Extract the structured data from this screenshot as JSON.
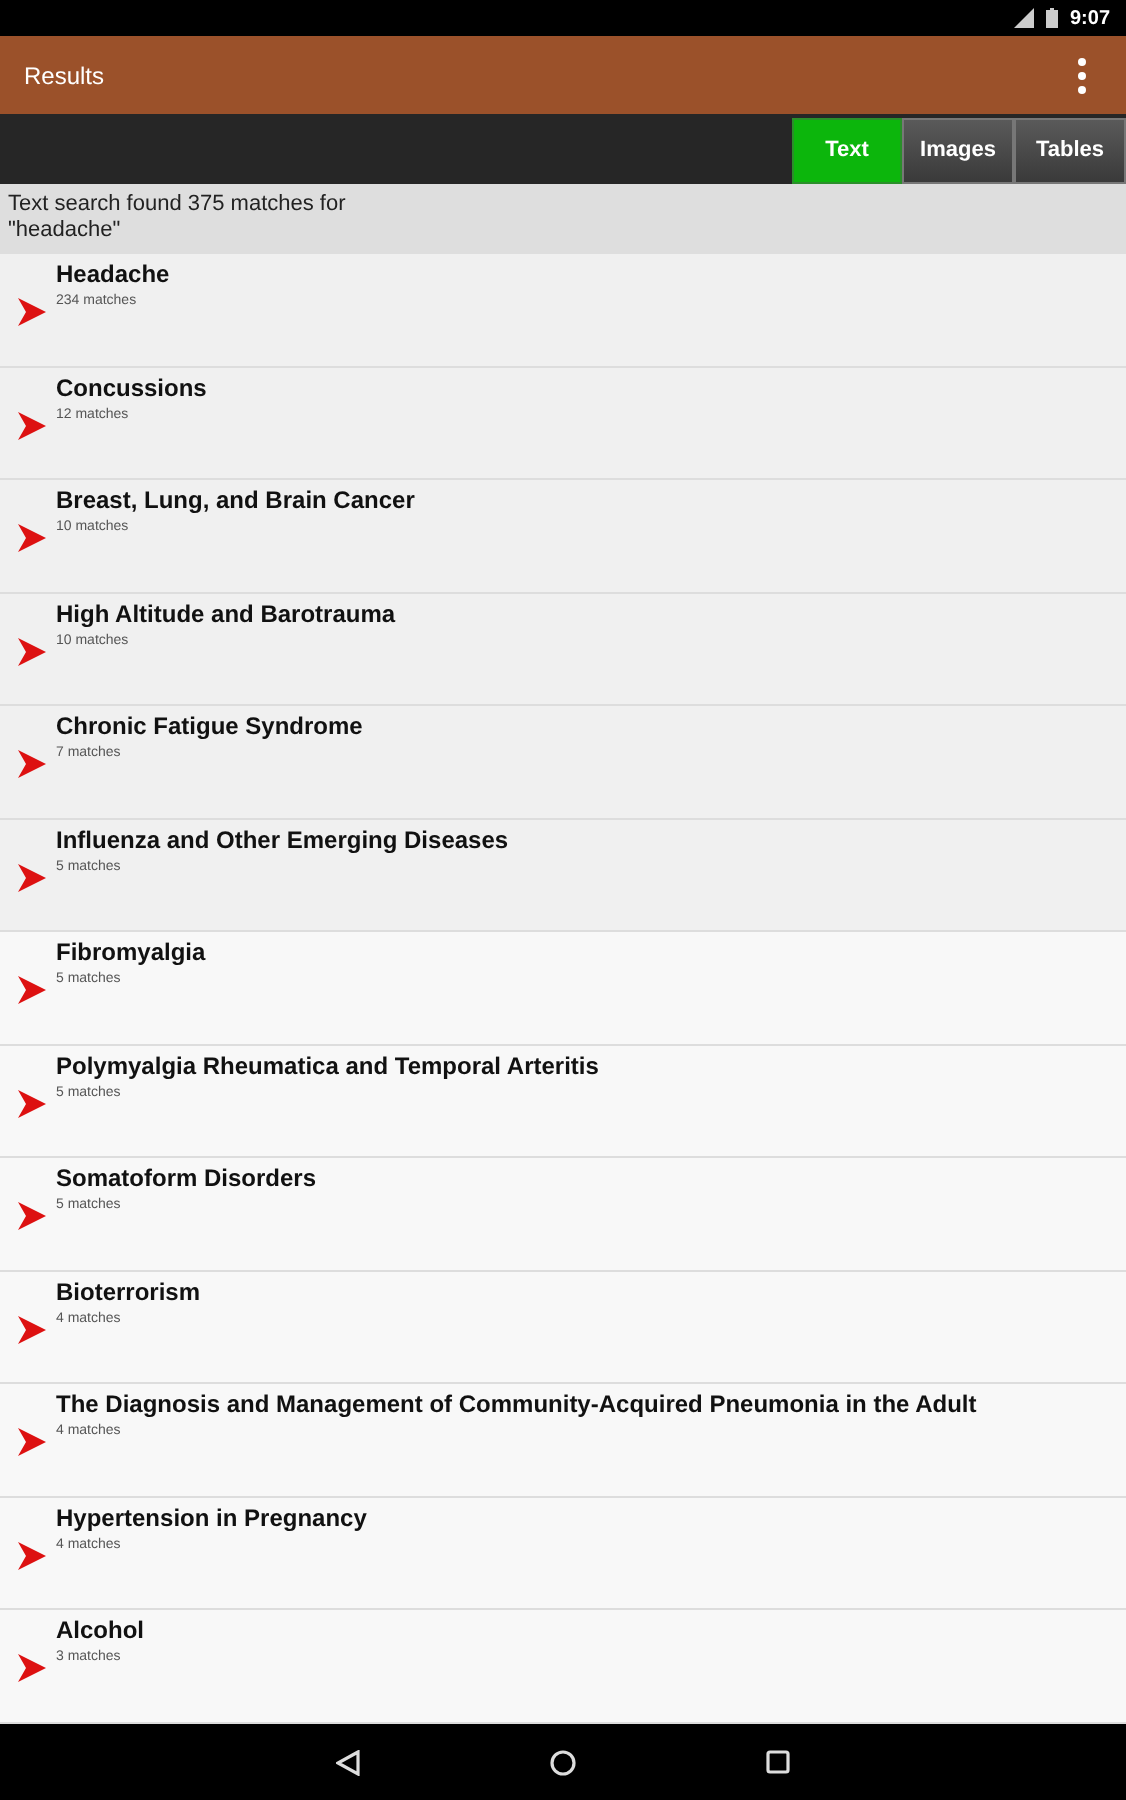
{
  "status_bar": {
    "time": "9:07"
  },
  "app_bar": {
    "title": "Results"
  },
  "tabs": [
    {
      "label": "Text",
      "selected": true
    },
    {
      "label": "Images",
      "selected": false
    },
    {
      "label": "Tables",
      "selected": false
    }
  ],
  "summary": "Text search found 375 matches for \"headache\"",
  "results": [
    {
      "title": "Headache",
      "matches": "234 matches"
    },
    {
      "title": "Concussions",
      "matches": "12 matches"
    },
    {
      "title": "Breast, Lung, and Brain Cancer",
      "matches": "10 matches"
    },
    {
      "title": "High Altitude and Barotrauma",
      "matches": "10 matches"
    },
    {
      "title": "Chronic Fatigue Syndrome",
      "matches": "7 matches"
    },
    {
      "title": "Influenza and Other Emerging Diseases",
      "matches": "5 matches"
    },
    {
      "title": "Fibromyalgia",
      "matches": "5 matches"
    },
    {
      "title": "Polymyalgia Rheumatica and Temporal Arteritis",
      "matches": "5 matches"
    },
    {
      "title": "Somatoform Disorders",
      "matches": "5 matches"
    },
    {
      "title": "Bioterrorism",
      "matches": "4 matches"
    },
    {
      "title": "The Diagnosis and Management of Community-Acquired Pneumonia in the Adult",
      "matches": "4 matches"
    },
    {
      "title": "Hypertension in Pregnancy",
      "matches": "4 matches"
    },
    {
      "title": "Alcohol",
      "matches": "3 matches"
    }
  ]
}
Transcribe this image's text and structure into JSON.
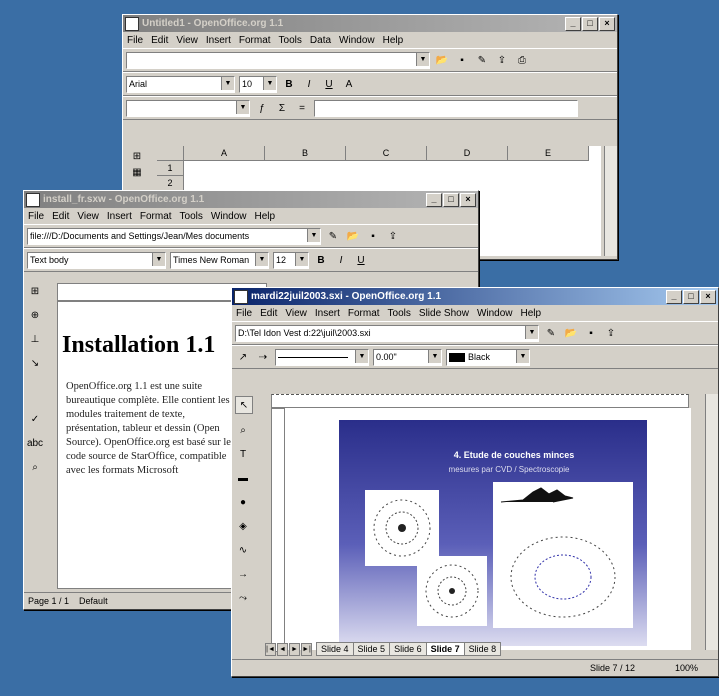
{
  "calc": {
    "title": "Untitled1 - OpenOffice.org 1.1",
    "menu": [
      "File",
      "Edit",
      "View",
      "Insert",
      "Format",
      "Tools",
      "Data",
      "Window",
      "Help"
    ],
    "font_name": "Arial",
    "font_size": "10",
    "bold": "B",
    "italic": "I",
    "underline": "U",
    "columns": [
      "A",
      "B",
      "C",
      "D",
      "E"
    ],
    "rows": [
      "1",
      "2"
    ]
  },
  "writer": {
    "title": "install_fr.sxw - OpenOffice.org 1.1",
    "menu": [
      "File",
      "Edit",
      "View",
      "Insert",
      "Format",
      "Tools",
      "Window",
      "Help"
    ],
    "path": "file:///D:/Documents and Settings/Jean/Mes documents",
    "style": "Text body",
    "font_name": "Times New Roman",
    "font_size": "12",
    "heading": "Installation 1.1",
    "body": "OpenOffice.org 1.1 est une suite bureautique complète. Elle contient les modules traitement de texte, présentation, tableur et dessin (Open Source). OpenOffice.org est basé sur le code source de StarOffice, compatible avec les formats Microsoft",
    "status_page": "Page 1 / 1",
    "status_style": "Default"
  },
  "impress": {
    "title": "mardi22juil2003.sxi - OpenOffice.org 1.1",
    "menu": [
      "File",
      "Edit",
      "View",
      "Insert",
      "Format",
      "Tools",
      "Slide Show",
      "Window",
      "Help"
    ],
    "path": "D:\\Tel Idon Vest d:22\\juil\\2003.sxi",
    "line_width": "0.00\"",
    "color_name": "Black",
    "slide_title": "4. Etude de couches minces",
    "slide_subtitle": "mesures par CVD / Spectroscopie",
    "tabs": [
      "Slide 4",
      "Slide 5",
      "Slide 6",
      "Slide 7",
      "Slide 8"
    ],
    "selected_tab": "Slide 7",
    "status_slide": "Slide 7 / 12",
    "status_zoom": "100%"
  },
  "colors": {
    "desktop": "#3a6ea5",
    "active_title": "#0a246a",
    "face": "#d4d0c8",
    "slide_top": "#2a2e8a",
    "slide_bottom": "#ffffff"
  }
}
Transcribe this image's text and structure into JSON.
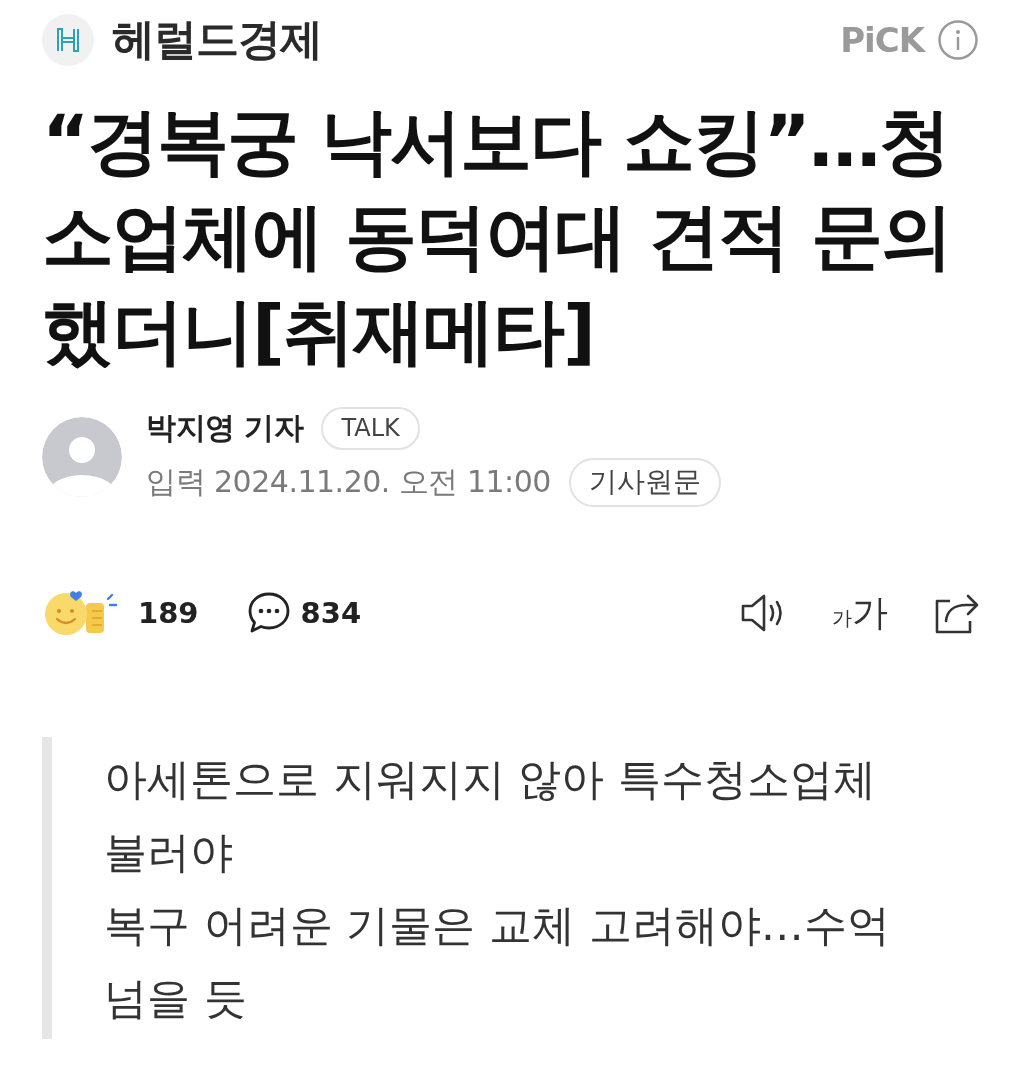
{
  "header": {
    "publisher": "헤럴드경제",
    "pick_label": "PiCK"
  },
  "headline": "“경복궁 낙서보다 쇼킹”…청소업체에 동덕여대 견적 문의했더니[취재메타]",
  "byline": {
    "author": "박지영 기자",
    "talk_button": "TALK",
    "date": "입력 2024.11.20. 오전 11:00",
    "original_button": "기사원문"
  },
  "actions": {
    "reactions": "189",
    "comments": "834",
    "font_size_button": {
      "small": "가",
      "large": "가"
    }
  },
  "summary": [
    "아세톤으로 지워지지 않아 특수청소업체 불러야",
    "복구 어려운 기물은 교체 고려해야…수억 넘을 듯"
  ]
}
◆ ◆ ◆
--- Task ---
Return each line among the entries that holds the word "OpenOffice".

--- Answer to this problem ---
    "title": "Untitled1 - OpenOffice.org 1.1",
    "title": "install_fr.sxw - OpenOffice.org 1.1",
    "body": "OpenOffice.org 1.1 est une suite bureautique complète. Elle contient les modules traitement de texte, présentation, tableur et dessin (Open Source). OpenOffice.org est basé sur le code source de StarOffice, compatible avec les formats Microsoft",
    "title": "mardi22juil2003.sxi - OpenOffice.org 1.1",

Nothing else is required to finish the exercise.